By now, the majority of you have probably heard about the possibility of a tropical/sub-tropical system developing off the East Coast next week. It’s not uncommon to have a pre-season tropical system to develop, and it doesn’t necessarily mean that pre-season activity is a sign that the upcoming season is going to be active. However, just because a tropical or sub-tropical system develops early doesn’t mean it can’t bring heavy rain, higher surf, and strong winds just like during the normal Atlantic hurricane season (June 1st – November 30th).
A frontal boundary pushed past Florida the other day, bringing the area heavy rainfall, and now this old boundary has stalled below the state across the western Atlantic. You’ve heard me talk a lot about the active sub-tropical jet stream over the past few months, which is a column of strong winds in the upper-levels of the atmosphere and has been responsible for transporting a lot of moisture into parts of the United States this spring. That’s why many of you have been inundated with heavy rain this season.

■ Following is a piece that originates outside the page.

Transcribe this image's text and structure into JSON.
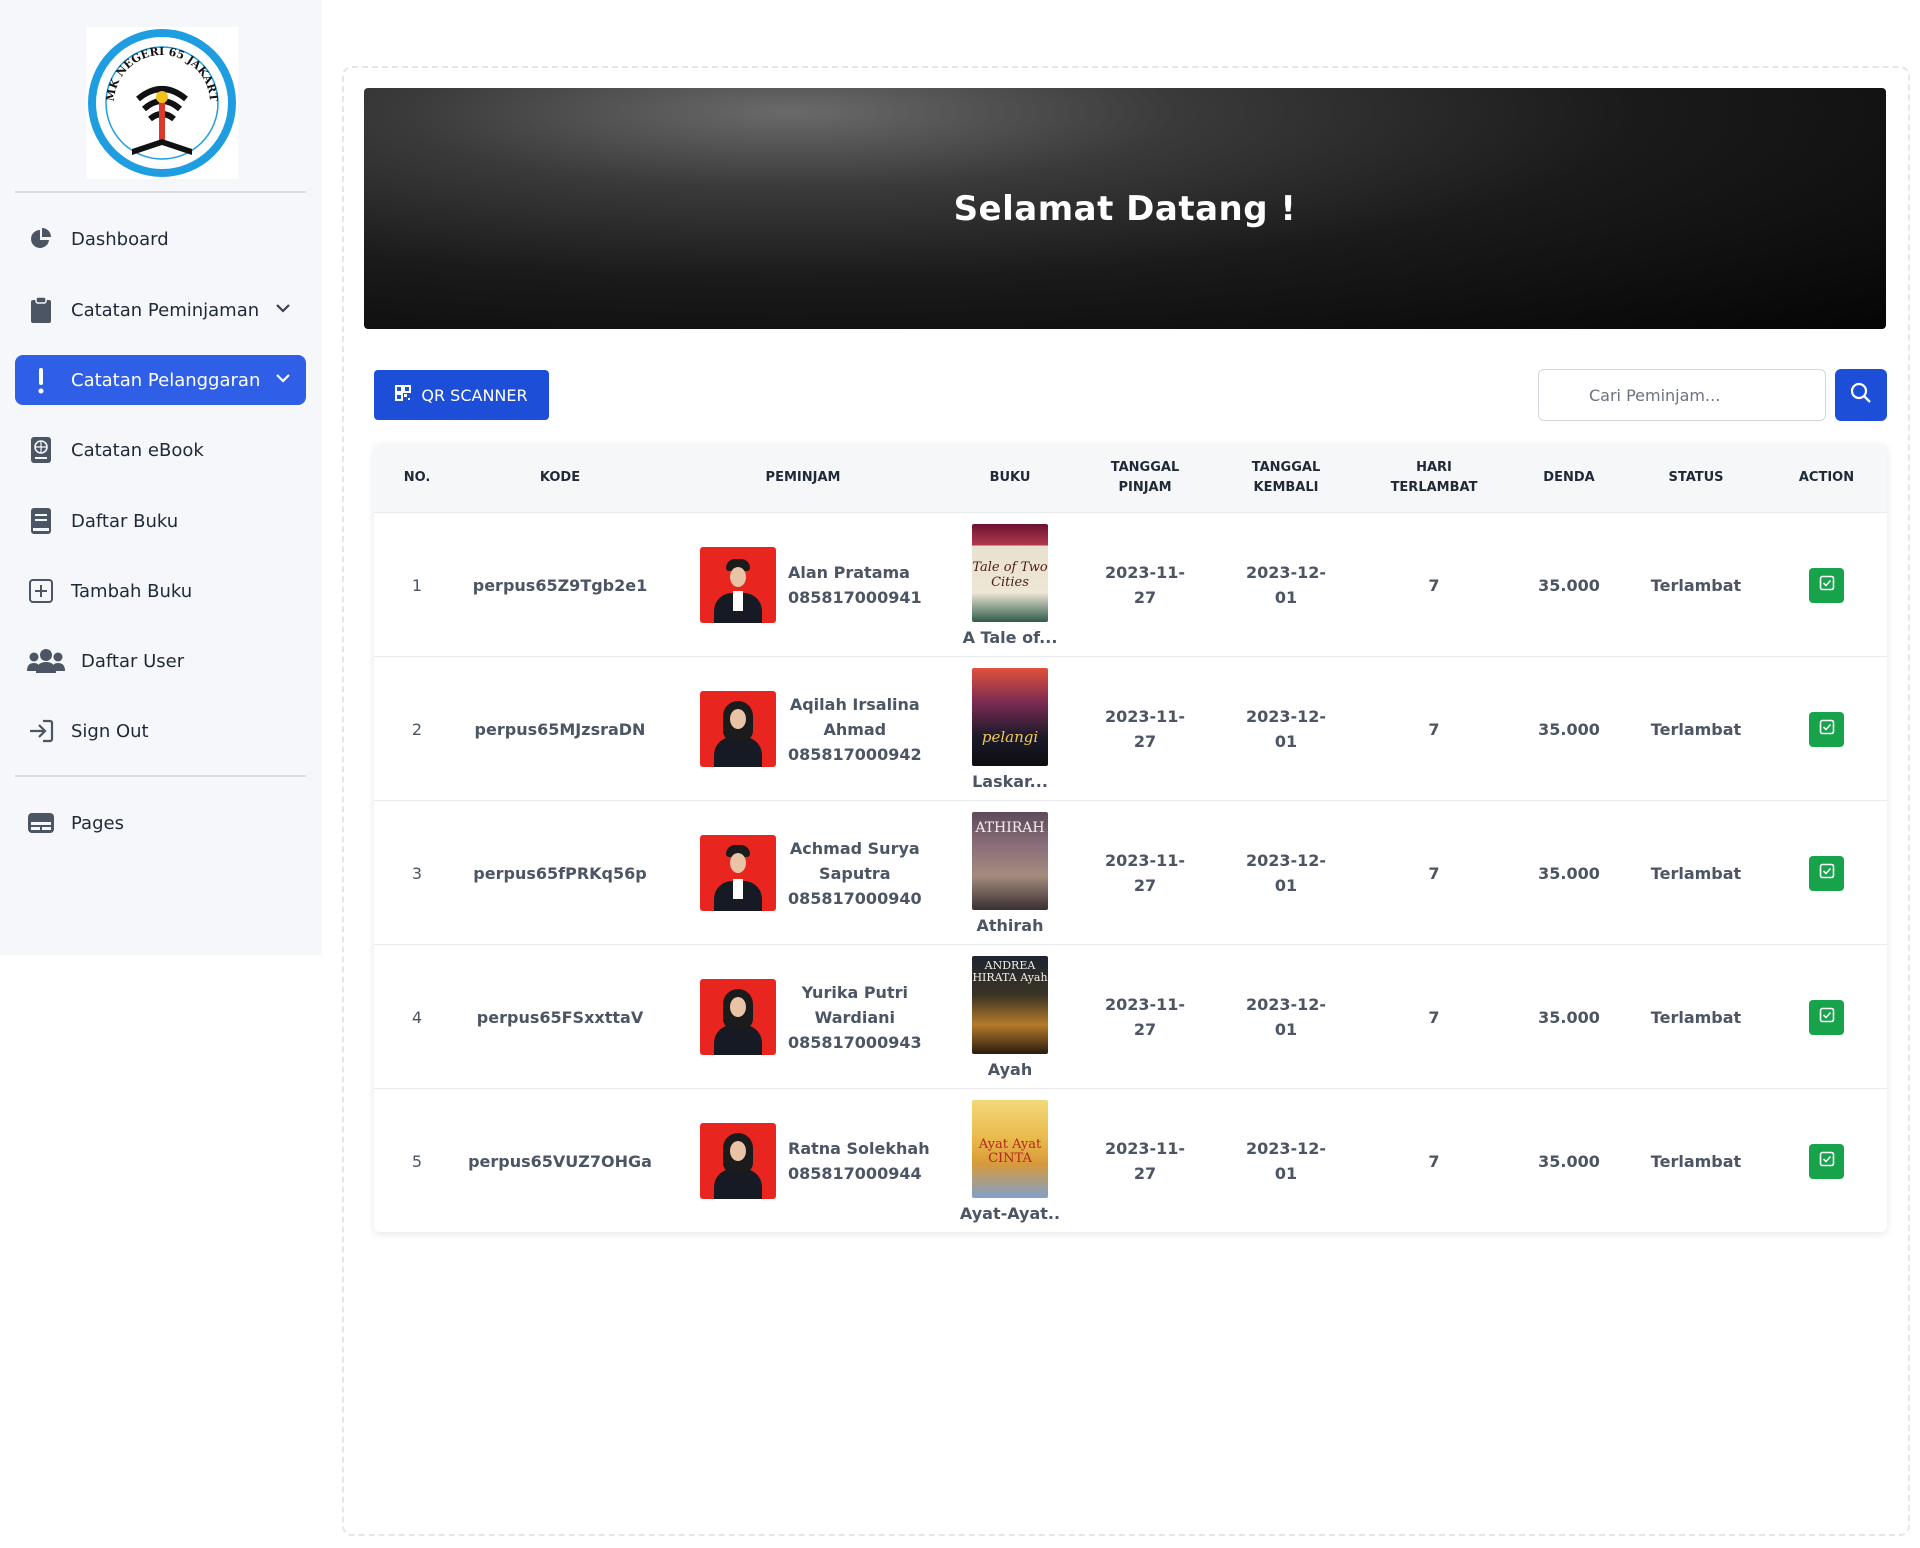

In fact, this active jet stream is currently stretching across the entire Atlantic and into Europe, bringing many areas around the world wetter conditions. This sub-tropical jet stream is going to carry over a piece of energy across the Gulf that will eventually be responsible for triggering the development of a surface low pressure system along that stalled front in the western Atlantic/along the southern East Coast. This is the system to watch!
It’s difficult to determine if this system will be fully tropical or sub-tropical, but the overall impacts should be about the same regardless. A sub-tropical system has the characteristics of a tropical system (e.g. tropical storm, hurricane) and a mid-latitude cyclone (e.g. a low pressure system with an associated cold front, warm front, etc.). I’m not going to take the time to get into any more detail on the differences between the two.
Once this low pressure system develops, it could strengthen as it slowly moves northward along the southern East Coast. A trough is currently moving off the East Coast (which has been responsible for the nicer/cooler weather for many), and a ridge (blocking high pressure) is going to build over much of the United States in its place. Since this is going to happen, our storm is not going to be able to go anywhere and will be suppressed to the south. This means it will likely meander off or along the coast for several days until it gets pulled farther north.
The sea surface temperatures in the Gulf of Mexico and along the East Coast are above average, and there is a tongue of warmer waters along the East Coast being pulled up from the Gulf stream. This could give this system the needed fuel to strengthen into the first named storm of the Atlantic hurricane season. That’s very uncertain at this point though.
What To Expect:
This storm needs to track fairly close to the coast to have a decent chance of strengthening. The areas that will most likely be impacted with heavy rainfall and gusty winds will be from the Florida east coast up through South Carolina/North Carolina. Again, this storm will probably just sit along or over these regions for several days next week, and eventually a trough should move far enough east (maybe next weekend) to pull the storm farther up the coast, bringing heavy rain farther north along the coast.
As always, have a plan in place just in case. Although it’s early in the year, rapid strengthening can occur, and it’s definitely not impossible. Right now, it’s much too early for me to try to forecast actual strength, but I wouldn’t be surprised if this ends up being a decent tropical/sub-tropical system, which would be named Ana. Remember that forecasting the strength and exact track of a tropical system is difficult in meteorology, which is why you should always be prepared.
I’ll continue to keep everyone updated in the coming days.